So, like I said, Cyclops isn't quite as dull as he always seemed. His stoicism and loyalty may have made him very predictable for much of the time we have known him, but the strange psychological twists and turns it has taken him to get so dependable are worthy of some consideration, especially now that Scott is making a conscious effort to overcome them.
Next time: Iceman reminds us that it's never easy growing up, especially in comic books and over a forty year period.
 The letter also made an interesting analogy: Cyclops is to Gambit as Luke Skywalker is to Han Solo. In each case the do-gooding incorruptible white-hat is far, far less interesting than the wise-cracking rogue who is dragged into the fight unwillingly, and might give up or even switch sides if they ever see the benefit. Personally I really like this comparison, although I do think it might be a bit unfair on Skywalker. Mind you, both he and Summers both have fathers that are a dozen times more awesome than their sons.
 And then the real one show up again only to die and be reborn and die again and be reborn again (I think that's where we're up to.)
 It's worth noting that an argument over how to deal with Jean/the Phoenix was the one of the only times Cyclops deliberately went against Xavier's wishes (at least until the whole Vulcan/Krakoa debacle came to light). It's also worth noting that eventually the relationship between Scott and Jean seemed to become one more duty for Scott to perform.
 With their child, no less.

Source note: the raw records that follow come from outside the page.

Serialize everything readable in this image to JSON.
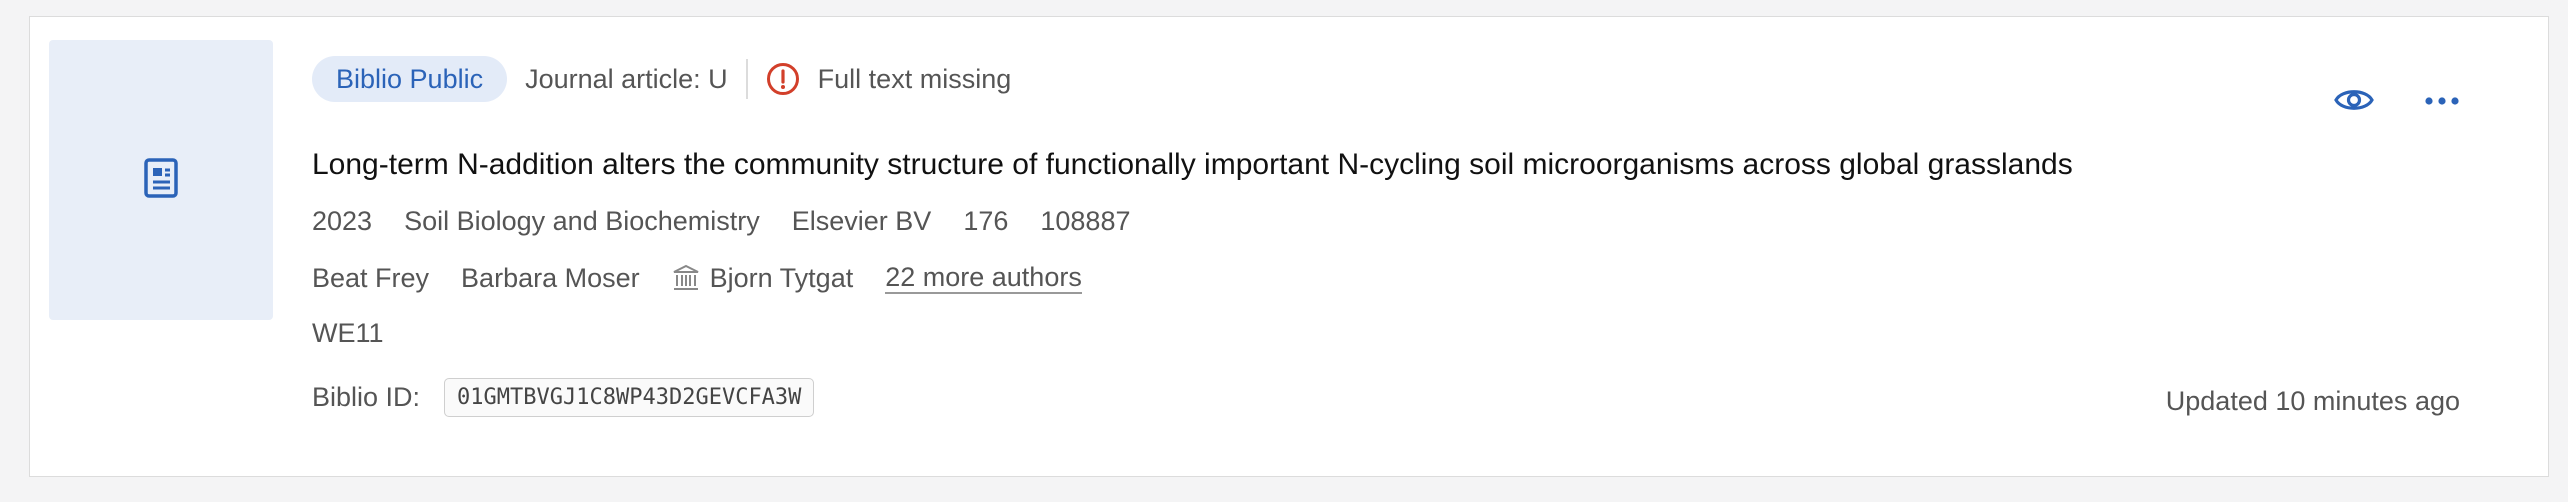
{
  "record": {
    "badge": "Biblio Public",
    "type": "Journal article: U",
    "warning": "Full text missing",
    "title": "Long-term N-addition alters the community structure of functionally important N-cycling soil microorganisms across global grasslands",
    "year": "2023",
    "journal": "Soil Biology and Biochemistry",
    "publisher": "Elsevier BV",
    "volume": "176",
    "pages": "108887",
    "authors": [
      "Beat Frey",
      "Barbara Moser",
      "Bjorn Tytgat"
    ],
    "more_authors": "22 more authors",
    "code": "WE11",
    "biblio_id_label": "Biblio ID:",
    "biblio_id": "01GMTBVGJ1C8WP43D2GEVCFA3W",
    "updated": "Updated 10 minutes ago"
  },
  "colors": {
    "accent": "#2b63b8",
    "warning": "#d23f2a",
    "thumb_bg": "#e8eef8"
  },
  "icons": {
    "thumbnail": "document-icon",
    "warning": "exclamation-circle-icon",
    "institution": "institution-icon",
    "view": "eye-icon",
    "menu": "more-horizontal-icon"
  }
}
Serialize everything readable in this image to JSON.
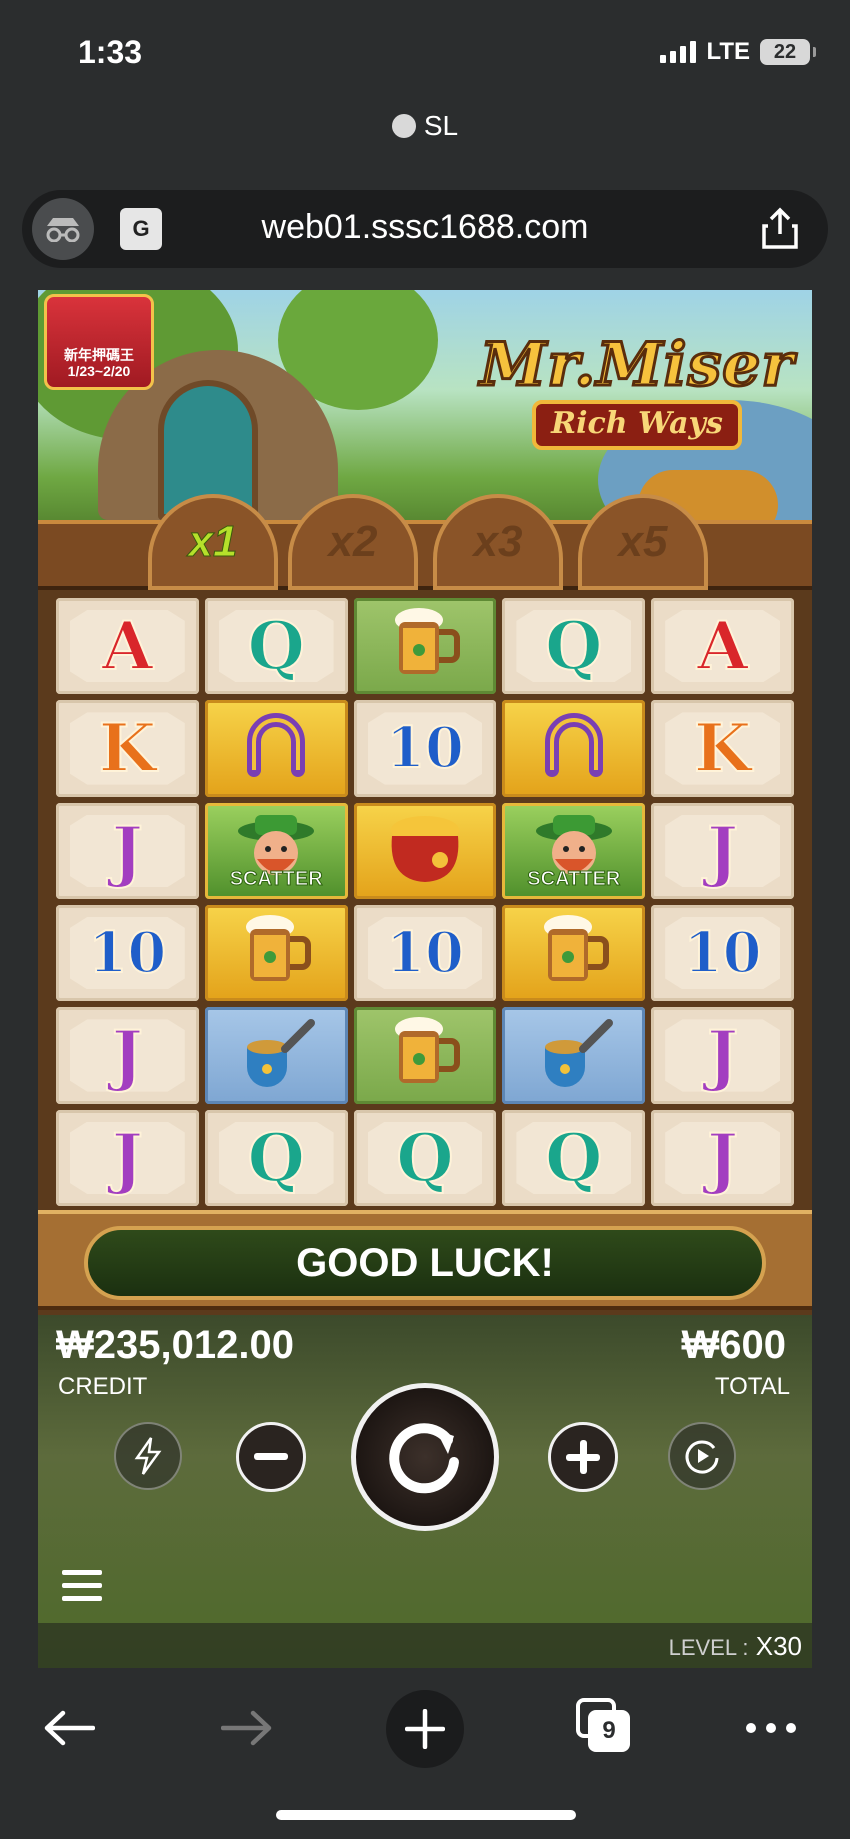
{
  "status": {
    "time": "1:33",
    "network": "LTE",
    "battery": "22"
  },
  "browser": {
    "site_label": "SL",
    "url": "web01.sssc1688.com",
    "tabs_count": "9"
  },
  "game": {
    "badge_text": "新年押碼王\n1/23~2/20",
    "logo_title": "Mr.Miser",
    "logo_subtitle": "Rich Ways",
    "multipliers": [
      {
        "label": "x1",
        "active": true
      },
      {
        "label": "x2",
        "active": false
      },
      {
        "label": "x3",
        "active": false
      },
      {
        "label": "x5",
        "active": false
      }
    ],
    "grid": [
      [
        "A",
        "Q",
        "beer",
        "Q",
        "A"
      ],
      [
        "K",
        "horseshoe",
        "10",
        "horseshoe",
        "K"
      ],
      [
        "J",
        "scatter",
        "pot",
        "scatter",
        "J"
      ],
      [
        "10",
        "beer-gold",
        "10",
        "beer-gold",
        "10"
      ],
      [
        "J",
        "pipe",
        "beer",
        "pipe",
        "J"
      ],
      [
        "J",
        "Q",
        "Q",
        "Q",
        "J"
      ]
    ],
    "scatter_label": "SCATTER",
    "message": "GOOD LUCK!",
    "credit": {
      "value": "₩235,012.00",
      "label": "CREDIT"
    },
    "total": {
      "value": "₩600",
      "label": "TOTAL"
    },
    "level": {
      "label": "LEVEL :",
      "value": "X30"
    }
  }
}
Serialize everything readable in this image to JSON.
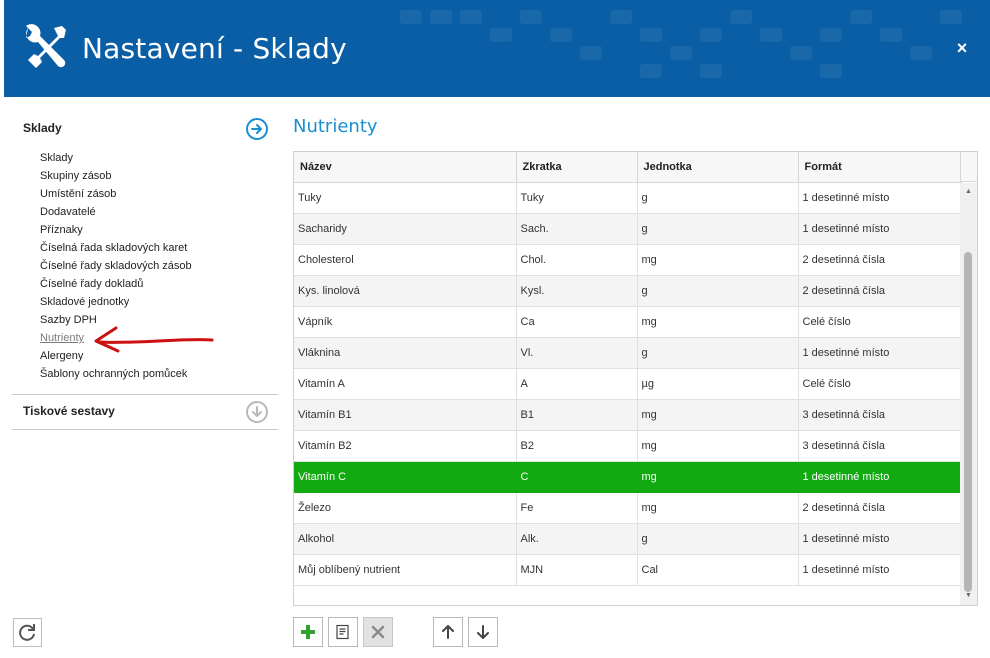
{
  "window": {
    "title": "Nastavení - Sklady",
    "close_label": "×"
  },
  "left": {
    "sections": [
      {
        "title": "Sklady",
        "items": [
          "Sklady",
          "Skupiny zásob",
          "Umístění zásob",
          "Dodavatelé",
          "Příznaky",
          "Číselná řada skladových karet",
          "Číselné řady skladových zásob",
          "Číselné řady dokladů",
          "Skladové jednotky",
          "Sazby DPH",
          "Nutrienty",
          "Alergeny",
          "Šablony ochranných pomůcek"
        ],
        "active_item": "Nutrienty"
      },
      {
        "title": "Tiskové sestavy"
      }
    ]
  },
  "main": {
    "title": "Nutrienty",
    "columns": [
      "Název",
      "Zkratka",
      "Jednotka",
      "Formát"
    ],
    "rows": [
      [
        "Tuky",
        "Tuky",
        "g",
        "1 desetinné místo"
      ],
      [
        "Sacharidy",
        "Sach.",
        "g",
        "1 desetinné místo"
      ],
      [
        "Cholesterol",
        "Chol.",
        "mg",
        "2 desetinná čísla"
      ],
      [
        "Kys. linolová",
        "Kysl.",
        "g",
        "2 desetinná čísla"
      ],
      [
        "Vápník",
        "Ca",
        "mg",
        "Celé číslo"
      ],
      [
        "Vláknina",
        "Vl.",
        "g",
        "1 desetinné místo"
      ],
      [
        "Vitamín A",
        "A",
        "µg",
        "Celé číslo"
      ],
      [
        "Vitamín B1",
        "B1",
        "mg",
        "3 desetinná čísla"
      ],
      [
        "Vitamín B2",
        "B2",
        "mg",
        "3 desetinná čísla"
      ],
      [
        "Vitamín C",
        "C",
        "mg",
        "1 desetinné místo"
      ],
      [
        "Železo",
        "Fe",
        "mg",
        "2 desetinná čísla"
      ],
      [
        "Alkohol",
        "Alk.",
        "g",
        "1 desetinné místo"
      ],
      [
        "Můj oblíbený nutrient",
        "MJN",
        "Cal",
        "1 desetinné místo"
      ]
    ],
    "selected_row": 9
  },
  "toolbar": {
    "icons": [
      "add-icon",
      "edit-icon",
      "delete-icon",
      "move-up-icon",
      "move-down-icon"
    ]
  },
  "colors": {
    "header": "#0a5ea5",
    "accent": "#1a8fd0",
    "selection": "#11aa11",
    "annotation_arrow": "#cc1111"
  }
}
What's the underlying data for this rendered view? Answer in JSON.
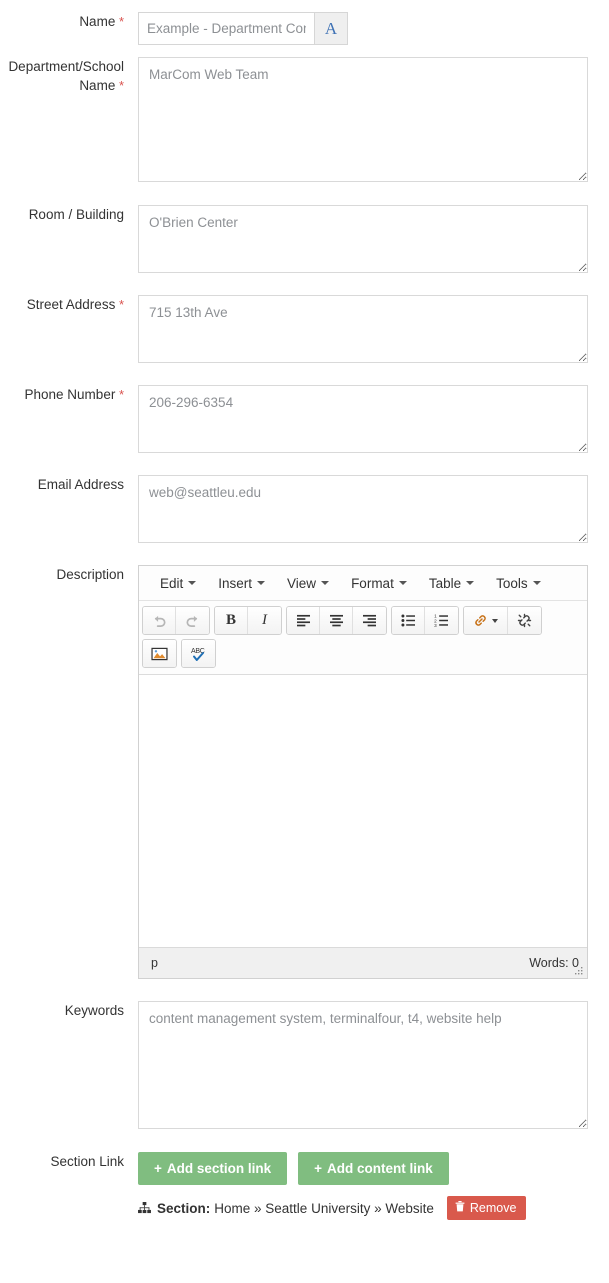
{
  "fields": {
    "name": {
      "label": "Name",
      "required": true,
      "placeholder": "Example - Department Contact",
      "value": "",
      "format_button": "A"
    },
    "department": {
      "label_line1": "Department/School",
      "label_line2": "Name",
      "required": true,
      "placeholder": "MarCom Web Team",
      "value": ""
    },
    "room": {
      "label": "Room / Building",
      "required": false,
      "placeholder": "O'Brien Center",
      "value": ""
    },
    "street": {
      "label": "Street Address",
      "required": true,
      "placeholder": "715 13th Ave",
      "value": ""
    },
    "phone": {
      "label": "Phone Number",
      "required": true,
      "placeholder": "206-296-6354",
      "value": ""
    },
    "email": {
      "label": "Email Address",
      "required": false,
      "placeholder": "web@seattleu.edu",
      "value": ""
    },
    "description": {
      "label": "Description",
      "required": false
    },
    "keywords": {
      "label": "Keywords",
      "required": false,
      "placeholder": "content management system, terminalfour, t4, website help",
      "value": ""
    },
    "section_link": {
      "label": "Section Link"
    }
  },
  "editor": {
    "menus": [
      {
        "label": "Edit"
      },
      {
        "label": "Insert"
      },
      {
        "label": "View"
      },
      {
        "label": "Format"
      },
      {
        "label": "Table"
      },
      {
        "label": "Tools"
      }
    ],
    "toolbar_groups": [
      {
        "buttons": [
          {
            "name": "undo-icon",
            "glyph": "↶",
            "disabled": true
          },
          {
            "name": "redo-icon",
            "glyph": "↷",
            "disabled": true
          }
        ]
      },
      {
        "buttons": [
          {
            "name": "bold-icon",
            "glyph": "B",
            "disabled": false
          },
          {
            "name": "italic-icon",
            "glyph": "I",
            "disabled": false
          }
        ]
      },
      {
        "buttons": [
          {
            "name": "align-left-icon",
            "glyph": "",
            "disabled": false
          },
          {
            "name": "align-center-icon",
            "glyph": "",
            "disabled": false
          },
          {
            "name": "align-right-icon",
            "glyph": "",
            "disabled": false
          }
        ]
      },
      {
        "buttons": [
          {
            "name": "bullet-list-icon",
            "glyph": "",
            "disabled": false
          },
          {
            "name": "numbered-list-icon",
            "glyph": "",
            "disabled": false
          }
        ]
      },
      {
        "buttons": [
          {
            "name": "insert-link-icon",
            "glyph": "",
            "disabled": false
          },
          {
            "name": "unlink-icon",
            "glyph": "",
            "disabled": false
          }
        ]
      },
      {
        "buttons": [
          {
            "name": "insert-image-icon",
            "glyph": "",
            "disabled": false
          }
        ]
      },
      {
        "buttons": [
          {
            "name": "spellcheck-icon",
            "glyph": "ABC",
            "disabled": false
          }
        ]
      }
    ],
    "content": "",
    "status": {
      "path": "p",
      "word_count": "Words: 0"
    }
  },
  "section_link": {
    "add_section_label": "Add section link",
    "add_content_label": "Add content link",
    "plus": "+",
    "section_prefix": "Section:",
    "section_path": "Home » Seattle University » Website",
    "remove_label": "Remove"
  },
  "colors": {
    "green_button": "#80bd80",
    "remove_button": "#d9594c",
    "required_asterisk": "#d9534f",
    "accent_blue": "#3f72b5"
  }
}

Scott apparently at least partially shares Xavier's problem of biting off more responsibilities than he can chew, although in fairness thinking one's duty has ended due to exceptionally violent death is a pretty good excuse.
 Ironically, of course, this new commitment to thinking beyond the next mission almost led to Sublime conquering the world in the mid twenty-second century, but then no plan of self-improvement is entirely flawless.